failed fertility treatmentsDid you know that right now, over 2 million married women are experiencing infertility? 11.8% of all American women are unable to conceive a child after trying for one year. Some will go on to have a biological child; others will not. And each year, over 60,000 couples from all walks of life will adopt because they share a belief that their lives will not be complete without a child.

Since fertility declines with age and so many women are pursuing careers, trouble conceiving is common among those who wait to start families. The most proven method is in vitro fertilization (IVF) where eggs are drawn from the ovaries and fertilized in a lab dish with concentrated sperm. Grown for three days into tiny embryos, several are placed in the uterus. If attempted for five cycles, this will make a baby in one out of three patients. The cost? About $15,000 per cycle.

Driven by a seemingly desperate need, some couples have spent over $150,000 on this procedure. Along with the financial toll, comes an emotional one, as well. Repeated failure is felt mostly by the woman, and many marriages cannot thrive during this time. Sadly, when families have invested so heavily into failed fertility attempts, they may have no financial resources left for adoption.

Even when IVF does succeed, many are challenged by the dilemma of ‚left-over‛ embryos or reducing a pregnancy when doctors recommend this as a measure of increasing the chance of carrying just one baby to term. As Christians, many would never consider some of these options, but the moral dilemmas remain, often resulting in unthinkably difficult choices to make.

I believe that the desire to be a parent is from Him, yet how we approach that desire when biological pregnancy does not happen easily also needs to include His plans for us. While many of us are called to become parents, few of us are called to adoption.
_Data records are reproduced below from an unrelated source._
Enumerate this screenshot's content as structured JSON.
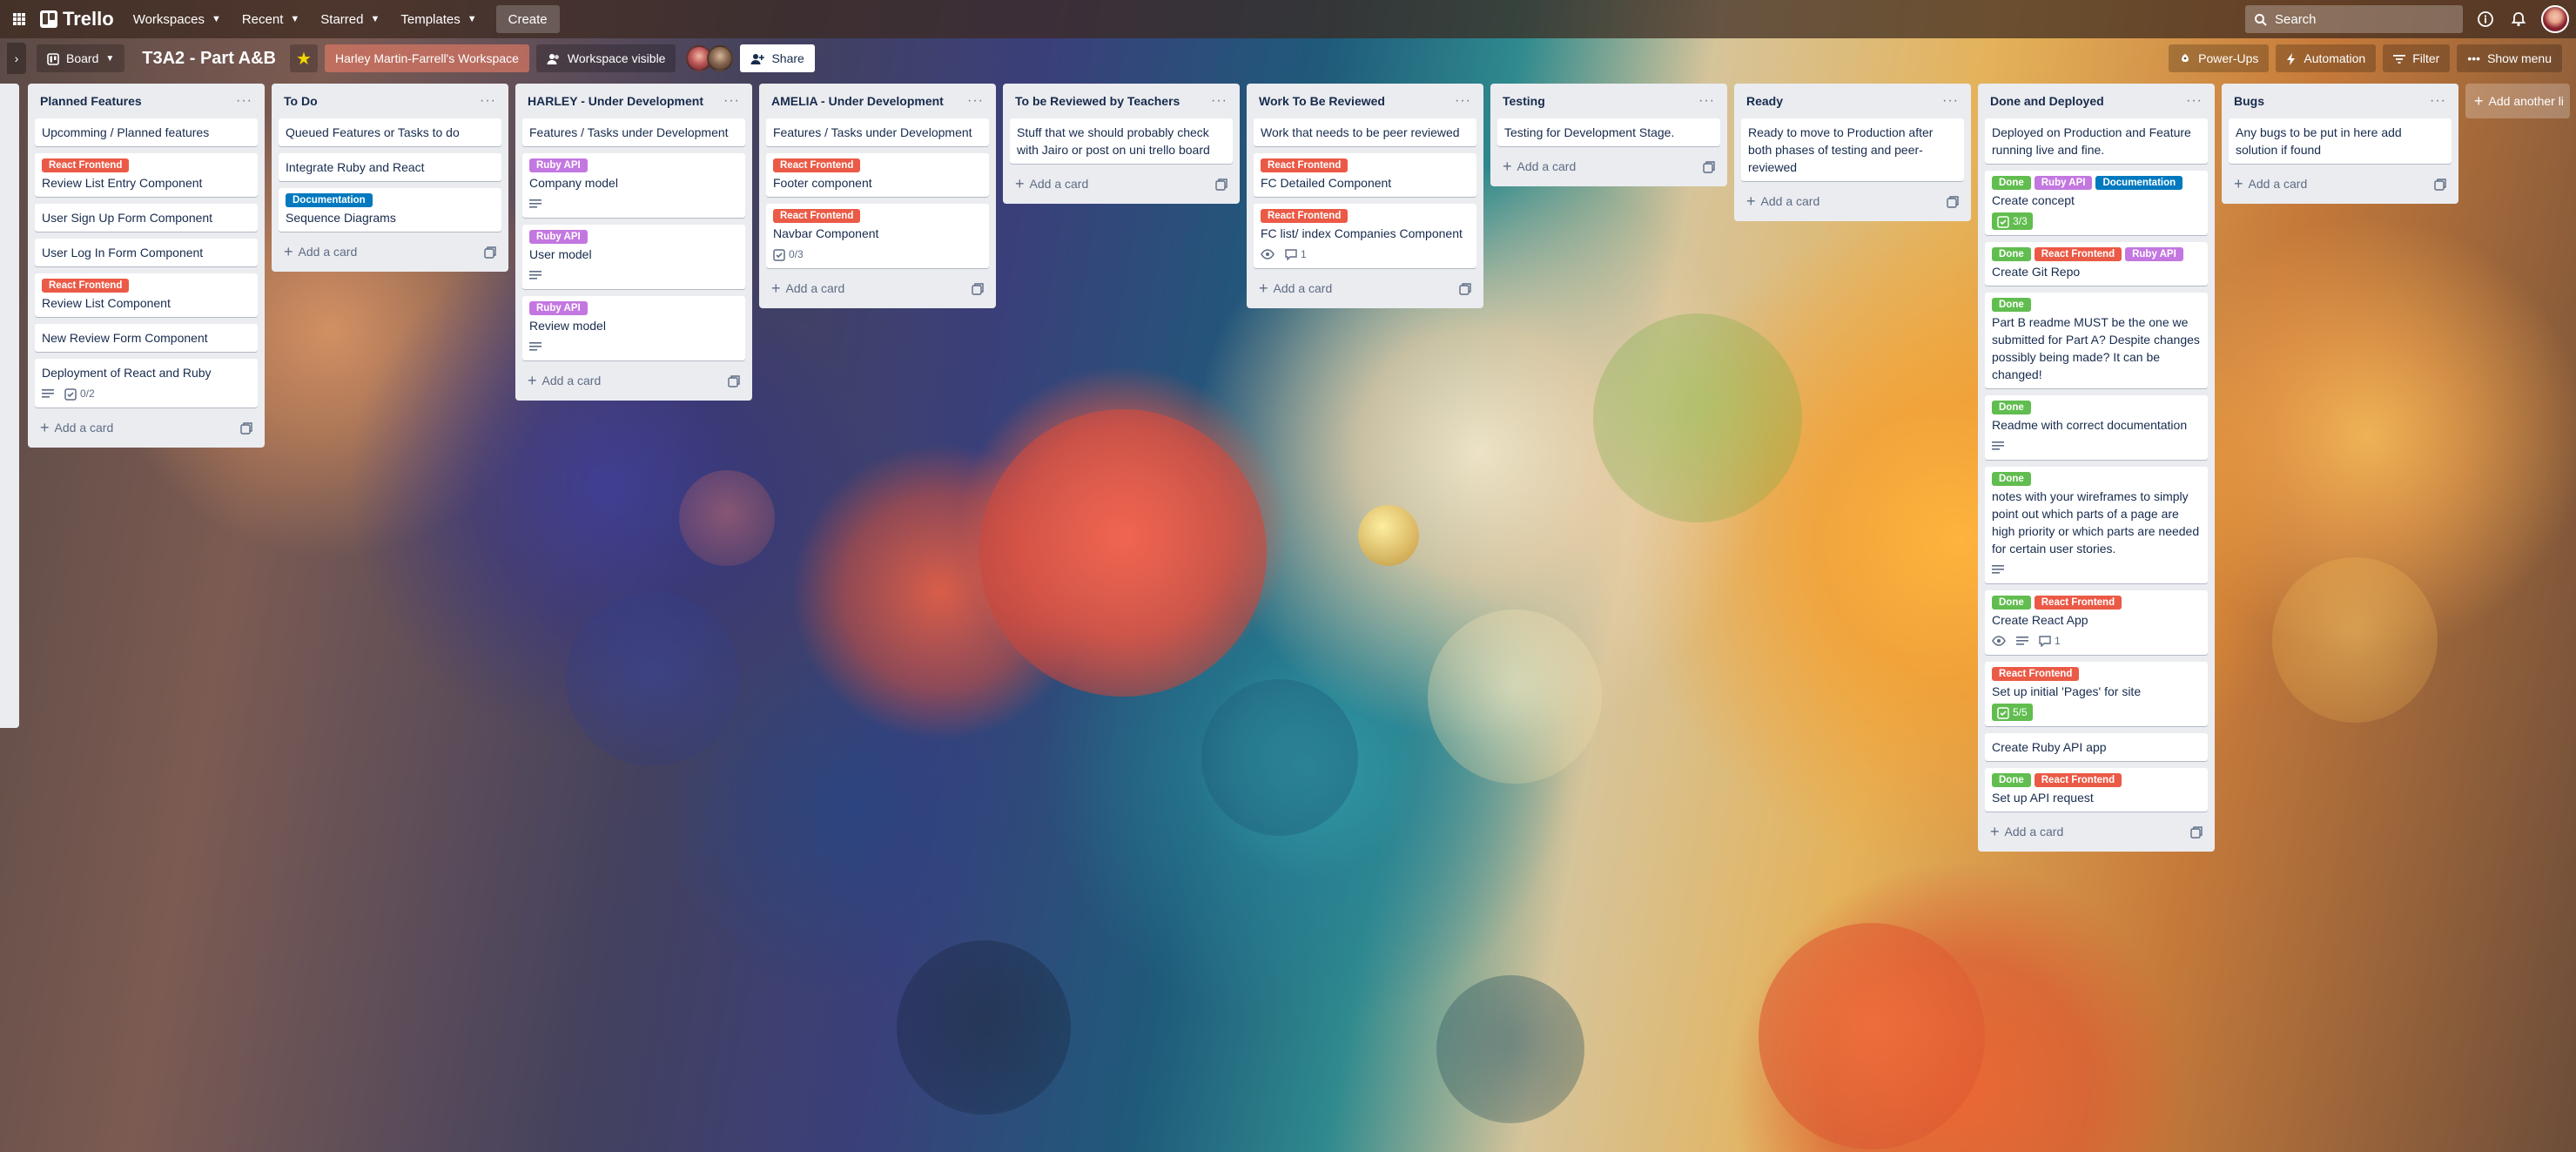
{
  "topnav": {
    "logo": "Trello",
    "menus": [
      "Workspaces",
      "Recent",
      "Starred",
      "Templates"
    ],
    "create": "Create",
    "search_placeholder": "Search"
  },
  "board": {
    "view": "Board",
    "title": "T3A2 - Part A&B",
    "workspace": "Harley Martin-Farrell's Workspace",
    "visibility": "Workspace visible",
    "share": "Share",
    "powerups": "Power-Ups",
    "automation": "Automation",
    "filter": "Filter",
    "show_menu": "Show menu",
    "add_another_list": "Add another li"
  },
  "label_colors": {
    "React Frontend": "#eb5a46",
    "Ruby API": "#c377e0",
    "Documentation": "#0079bf",
    "Done": "#61bd4f"
  },
  "add_card": "Add a card",
  "lists": [
    {
      "title": "Planned Features",
      "cards": [
        {
          "title": "Upcomming / Planned features",
          "labels": []
        },
        {
          "title": "Review List Entry Component",
          "labels": [
            "React Frontend"
          ]
        },
        {
          "title": "User Sign Up Form Component",
          "labels": []
        },
        {
          "title": "User Log In Form Component",
          "labels": []
        },
        {
          "title": "Review List Component",
          "labels": [
            "React Frontend"
          ]
        },
        {
          "title": "New Review Form Component",
          "labels": []
        },
        {
          "title": "Deployment of React and Ruby",
          "labels": [],
          "badges": {
            "desc": true,
            "checklist": "0/2"
          }
        }
      ]
    },
    {
      "title": "To Do",
      "cards": [
        {
          "title": "Queued Features or Tasks to do",
          "labels": []
        },
        {
          "title": "Integrate Ruby and React",
          "labels": []
        },
        {
          "title": "Sequence Diagrams",
          "labels": [
            "Documentation"
          ]
        }
      ]
    },
    {
      "title": "HARLEY - Under Development",
      "cards": [
        {
          "title": "Features / Tasks under Development",
          "labels": []
        },
        {
          "title": "Company model",
          "labels": [
            "Ruby API"
          ],
          "badges": {
            "desc": true
          }
        },
        {
          "title": "User model",
          "labels": [
            "Ruby API"
          ],
          "badges": {
            "desc": true
          }
        },
        {
          "title": "Review model",
          "labels": [
            "Ruby API"
          ],
          "badges": {
            "desc": true
          }
        }
      ]
    },
    {
      "title": "AMELIA - Under Development",
      "cards": [
        {
          "title": "Features / Tasks under Development",
          "labels": []
        },
        {
          "title": "Footer component",
          "labels": [
            "React Frontend"
          ]
        },
        {
          "title": "Navbar Component",
          "labels": [
            "React Frontend"
          ],
          "badges": {
            "checklist": "0/3"
          }
        }
      ]
    },
    {
      "title": "To be Reviewed by Teachers",
      "cards": [
        {
          "title": "Stuff that we should probably check with Jairo or post on uni trello board",
          "labels": []
        }
      ]
    },
    {
      "title": "Work To Be Reviewed",
      "cards": [
        {
          "title": "Work that needs to be peer reviewed",
          "labels": []
        },
        {
          "title": "FC Detailed Component",
          "labels": [
            "React Frontend"
          ]
        },
        {
          "title": "FC list/ index Companies Component",
          "labels": [
            "React Frontend"
          ],
          "badges": {
            "watch": true,
            "comments": "1"
          }
        }
      ]
    },
    {
      "title": "Testing",
      "cards": [
        {
          "title": "Testing for Development Stage.",
          "labels": []
        }
      ]
    },
    {
      "title": "Ready",
      "cards": [
        {
          "title": "Ready to move to Production after both phases of testing and peer-reviewed",
          "labels": []
        }
      ]
    },
    {
      "title": "Done and Deployed",
      "cards": [
        {
          "title": "Deployed on Production and Feature running live and fine.",
          "labels": []
        },
        {
          "title": "Create concept",
          "labels": [
            "Done",
            "Ruby API",
            "Documentation"
          ],
          "badges": {
            "checklist_done": "3/3"
          }
        },
        {
          "title": "Create Git Repo",
          "labels": [
            "Done",
            "React Frontend",
            "Ruby API"
          ]
        },
        {
          "title": "Part B readme MUST be the one we submitted for Part A? Despite changes possibly being made? It can be changed!",
          "labels": [
            "Done"
          ]
        },
        {
          "title": "Readme with correct documentation",
          "labels": [
            "Done"
          ],
          "badges": {
            "desc": true
          }
        },
        {
          "title": "notes with your wireframes to simply point out which parts of a page are high priority or which parts are needed for certain user stories.",
          "labels": [
            "Done"
          ],
          "badges": {
            "desc": true
          }
        },
        {
          "title": "Create React App",
          "labels": [
            "Done",
            "React Frontend"
          ],
          "badges": {
            "watch": true,
            "desc": true,
            "comments": "1"
          }
        },
        {
          "title": "Set up initial 'Pages' for site",
          "labels": [
            "React Frontend"
          ],
          "badges": {
            "checklist_done": "5/5"
          }
        },
        {
          "title": "Create Ruby API app",
          "labels": []
        },
        {
          "title": "Set up API request",
          "labels": [
            "Done",
            "React Frontend"
          ]
        }
      ]
    },
    {
      "title": "Bugs",
      "cards": [
        {
          "title": "Any bugs to be put in here add solution if found",
          "labels": []
        }
      ]
    }
  ]
}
This text was excerpted from our Founder Mardie Caldwell’s book, Called to Adoption.